First draft working title: Gone, Lass!
Misery-fest Domestic Noir novel
I wake. I groan despondently. I had hoped today would be different. But this isn’t heaven, or even hell. It’s worse than that. I’m in my bedroom, this room which has seen so much trouble, with my head on my old, lumpy pillow, mouldy now from the dampness of tears. I ache all over, but I know it’s just a response to the pain in my heart.
I stumble to the kitchen. 8 a.m. Is it too early to have a drink, I wonder? A bottle is open on the table – there’s a couple of inches of red at the bottom. I pour it, still unsure whether to have it or coffee. I notice there’s a dead fly floating in it. Oh well! I put the kettle on.
I take my coffee to the computer. I haven’t showered. It seems so pointless to be clean, today of all days. My mind is pulled back to THAT DAY, ten years ago, when…. but no, I mustn’t think of it. I desperately want a drink.
I think about phoning my daughter, but she hates me calling in the morning. Or the afternoon. Or evening. In fact, she hates me. Ever since that day when she was five and I made her go to school. I remember the scene vividly. “WTF, Mum!” she yelled. “Why the flock would you make me do this? If I learn to flickering read, one day I’ll find myself reading The Girl on the Bus or Babies, You’re Dead! You’re a bad mother, you flubbing titch!” (We had taught her to swear early in the hopes she would write crime novels one day, but she still had some work to do…)
I think sadly of my hopes for her and my disappointment at what she’s become. A politician. I groan and bury my head in my hands, the grease from my unwashed hair leaving an oily deposit on my hands. I think about vomiting, but decide to leave it till chapter 2. I desperately want a drink.
Breakfast. I must eat. I had some leftover pizza last Tuesday but since then I haven’t been able to face food. I look in the kitchen. The bread is mouldy. The milk is mouldy. There’s jam. I scoop the mould off the top and eat it from the jar with a dirty spoon. I remember those happy mornings when David and I were first married and we would gaze at each other lovingly over lightly boiled eggs and buttered toast. It’s six months since he left. With that floozy. And the dog. I miss the dog. It’s dead now. He forgot to feed it. I knew he would. I desperately need a drink.

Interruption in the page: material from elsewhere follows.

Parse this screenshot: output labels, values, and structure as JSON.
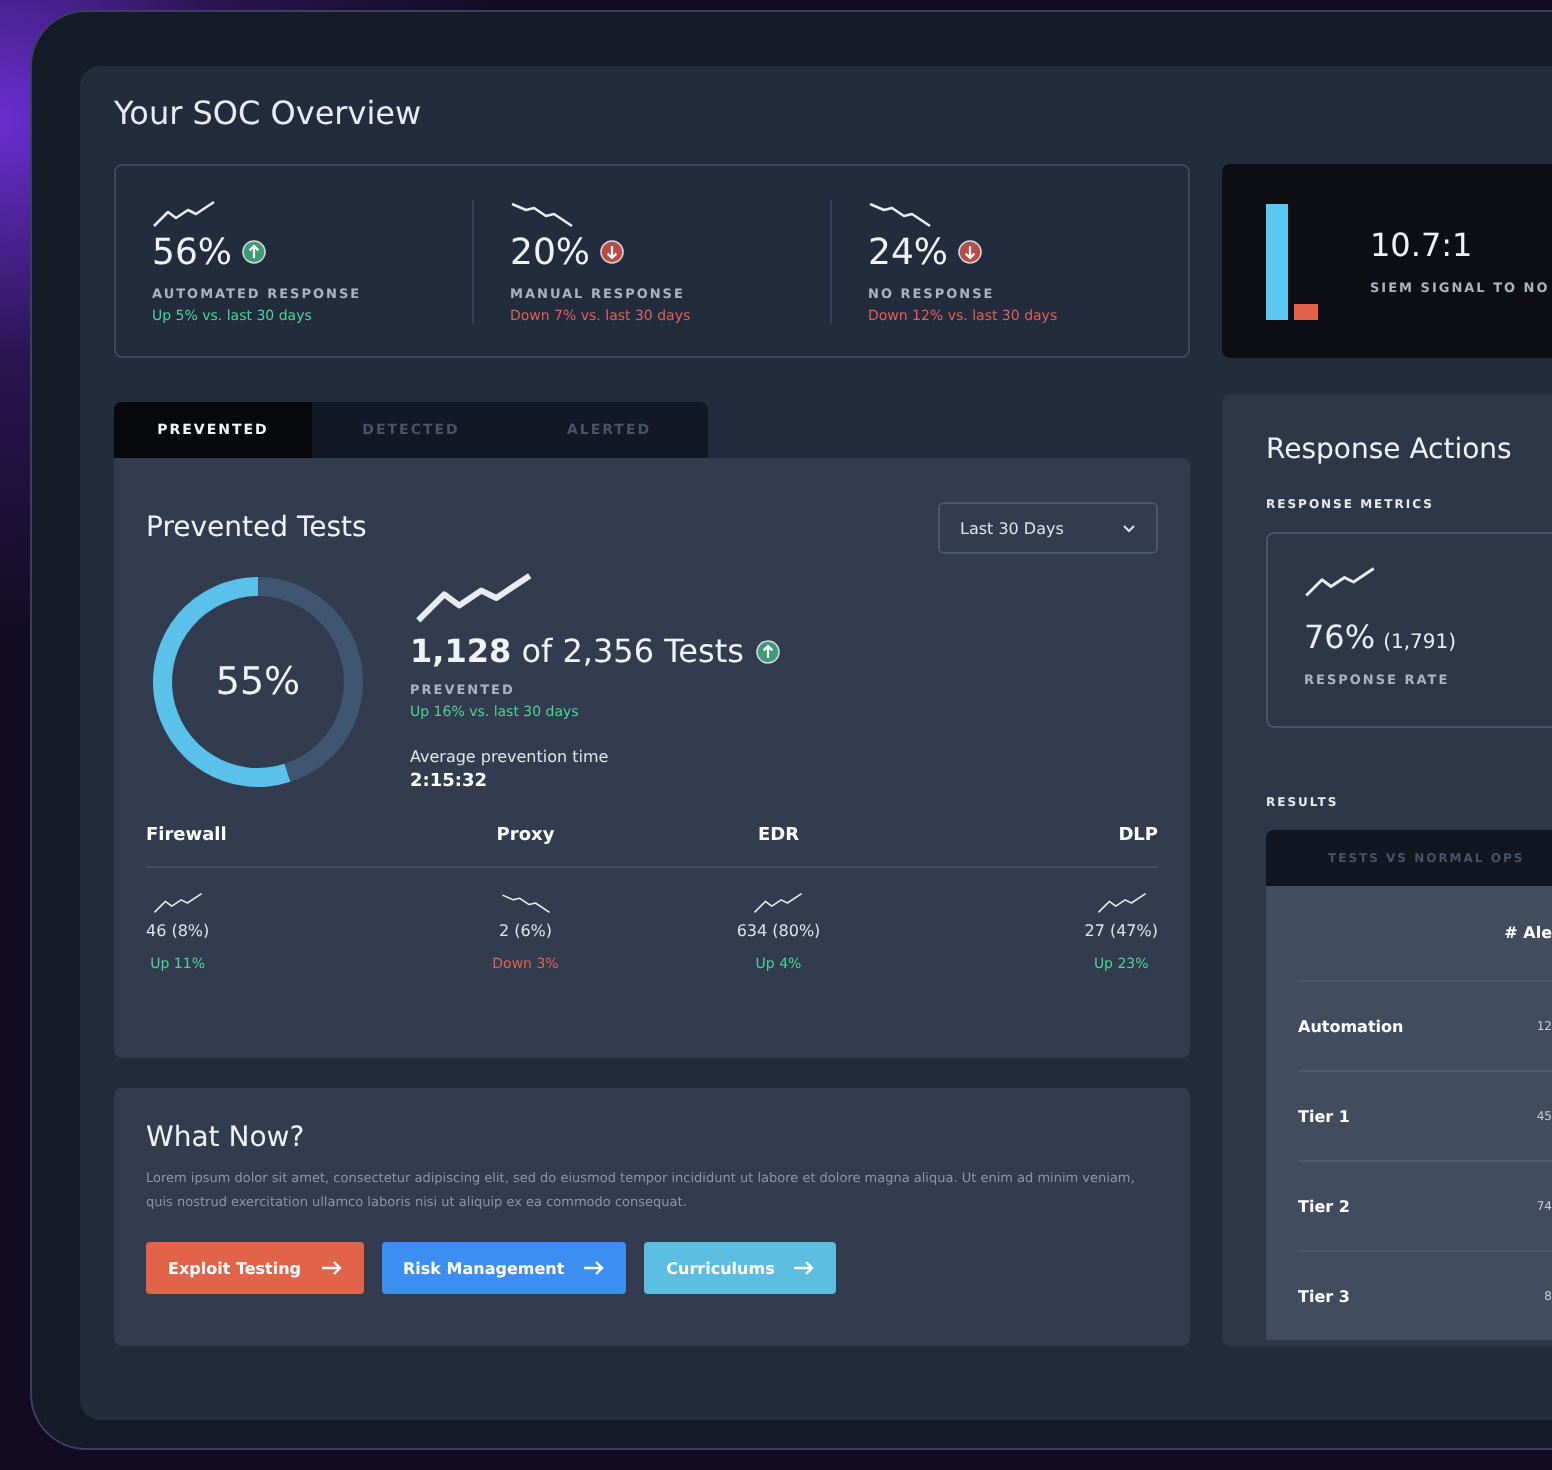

I open my e-mails – 600, all from Nigeria. I think about moving there. It appears I have lots of rich relatives over there, though apparently they’re all dead. Here I only have my daughter. And my mother. She hates me. Ever since the social services made her take me back after she abandoned me at the recycling centre.
I spot an e-mail that’s not from Nigeria! Though I know better, my hopes rise. Could it be from a friend? Unlikely. I only have one friend, and she hates me. Ever since she asked me “Does my bum look big in this?”, and I told her the truth. I open the e-mail. OMG! WTF!! It’s from him! The man from THAT DAY, ten years ago, when… My mind recoils from the memory. I rush to the kitchen for the wine and chug it down in two gulps. The dead fly gives it added body. I put my head in my hands and groan. Can this day get any worse, I ask myself? But I know from experience – it can…